Enjoy friends! If you make this sambar, please snap a photo and tag #jessicainthekitchen on Instagram! We’d also love it if you would leave a comment below, and give the recipe a rating! Thanks so much!
- 1 Cup Toor Dal (Pea Lentils), 210 grams
- ¾ teaspoon Turmeric, divided
- 1 ¾ teaspoon Salt, divided
- 6 Cups Water, divided 1419 ml
- 5 teaspoons Oil, divided
- 12 Pearl Onions with peels removed, 80 grams
- ½ Eggplant, 70 grams
- 1 Cup Carrots, cut into 1⁄4” thick coins 80 grams
- 8 3-inch pieces Vegetable Drumstick, 80 grams
- 1 1 Tomato, cut into large chunks, 197 grams
- ½ teaspoon Kashmiri Red Chili Powder
- 2 Tablespoons Sambar Powder, 12 grams
- 1 Tablespoon Tamarind Paste
- 1 Tablespoon Sugar, 12 grams
- 1 Tablespoon Fresh Coriander Leaves, 1 gram
- ¾ teaspoon Mustard Seeds
- Pinch Fenugreek Leaves
- 1-2 Dried Red Chili Peppers, broken into pieces
- 10-12 Fresh Curry Leaves
- ¼ teaspoon Hing
For the dal
- Combine toor dal, 1⁄2 teaspoon turmeric, 1 teaspoon salt and 3 cups water in a pot and bring to a simmer. Cook until the lentils are mushy, about 30 minutes. Use an immersion blender to puree the lentils to a thick paste and set aside. If you don’t have a blender, you can mash them with a wooden spoon.
For the vegetables
- Once the lentils start to simmer, begin cooking the vegetables in a second pot. Add 2 teaspoons of oil to a saucepan along with the pearl onions. Saute for about 2 minutes, then add the remaining vegetables.
- Saute the vegetables for another 2 minutes, then add red chili powder. Stir together.
- Pour 3 Cups of water into the vegetables. Bring to a simmer over medium heat and cook until vegetables are just cooked, about 20 minutes.
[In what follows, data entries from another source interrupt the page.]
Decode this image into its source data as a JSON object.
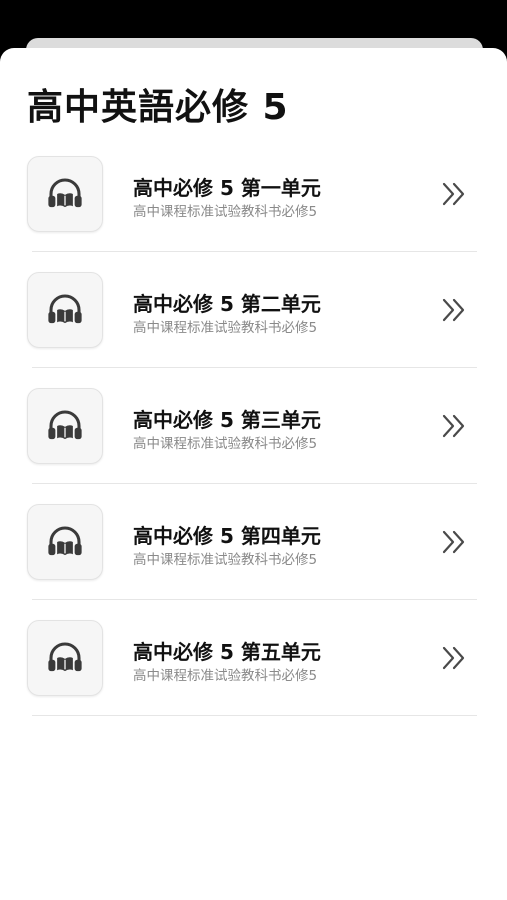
{
  "page": {
    "title": "高中英語必修 5"
  },
  "units": [
    {
      "title": "高中必修 5 第一单元",
      "subtitle": "高中课程标准试验教科书必修5"
    },
    {
      "title": "高中必修 5 第二单元",
      "subtitle": "高中课程标准试验教科书必修5"
    },
    {
      "title": "高中必修 5 第三单元",
      "subtitle": "高中课程标准试验教科书必修5"
    },
    {
      "title": "高中必修 5 第四单元",
      "subtitle": "高中课程标准试验教科书必修5"
    },
    {
      "title": "高中必修 5 第五单元",
      "subtitle": "高中课程标准试验教科书必修5"
    }
  ],
  "icons": {
    "thumbnail": "audiobook-headphones-icon",
    "chevron": "double-chevron-right-icon"
  },
  "colors": {
    "title": "#111111",
    "subtitle": "#8a8a8a",
    "icon": "#3a3a3a",
    "divider": "#e6e6e6"
  }
}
- Add 1⁄4 teaspoon turmeric, sambar powder and 3⁄4 teaspoon salt to the cooking vegetables. Cook for an additional 2-3 minutes until the vegetable drumsticks are softened.
- Add the tamarind paste and sugar to the vegetables.
- Then add the mashed lentils to the vegetables and stir together. Simmer on medium low until it comes to a boil. Once the sambar has a frothy layer on top, turn off the heat.
- Stir in the coriander leaves. Cover and set aside.
For the tempering
- In a small pan, heat 1 tablespoon of oil over medium heat. Add the mustard seeds, fenugreek leaves and dried chili peppers. Cook until the mustard seeds start to pop, about 5 minutes.
- Add curry leaves and continue cooking. Once the curry leaves are crispy, stir in the hing.
- Pour the tempering into the hot sambar and stir in. Cover and let it sit for about 5 minutes to impart the flavor of the tempering to the soup.
Disclaimer: Although jessicainthekitchen.com attempts to provide accurate nutritional information, kindly note that these are only estimates. Nutritional information may be affected based on the product type, the brand that was purchased, and in other unforeseeable ways. Jessicainthekitchen.com will not be held liable for any loss or damage resulting for your reliance on nutritional information. If you need to follow a specific caloric regimen, please consult your doctor first.
Moringa is sold as pills and powder in Germany – but not frozen. Is there a possibility to replace them with other veggies?
Hi! Thanks so much for reading! Yes you can! I hope this helps.